I have already pointed out how every machine is built and not merely put together. Even the parts sent abroad are assembled, adjusted for smooth running and examined before being dismantled for packing. In a gallery round the main assembly floor of the fitting shops, handlebars are equipped with brake work and these items go down by lift to form sets with the frames from the enameling plant and other parts. The builders, all men of middle age or older, are supplied with these complete sets and from a bin of parts an assembler builds a bicycle, filing here if necessary, adjusting there, until he passes to the inspection department the finished job ready for the road.

Careful viewing at every stage of manufacture is behind the slogan” Famous for Finish “; that each nut, screw and bolt is examined one by one after being chromium plated is an instance of this thoroughness.

I have just read a review of Barton’s industries that appeared in a periodical early in the present century.

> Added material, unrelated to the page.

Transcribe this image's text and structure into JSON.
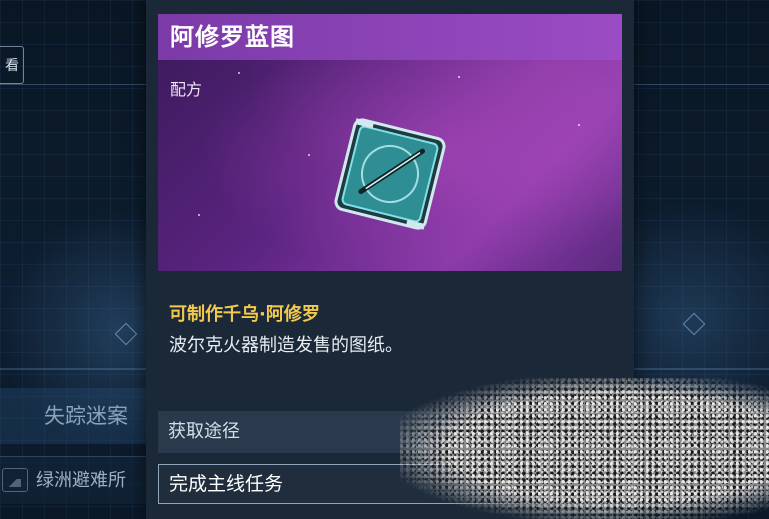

It commented: ” Although some industries are necessarily restricted to localities and definite conditions, real ability and enterprise will find an outlet in the most unlikely places.” That compliment to Elswick-Hoppers can be paid with even greater meaning today, except that Barton is no longer an unlikely place for the manufacture of bicycles; it has become a famous cycle-making centre–Fred Hopper made it so!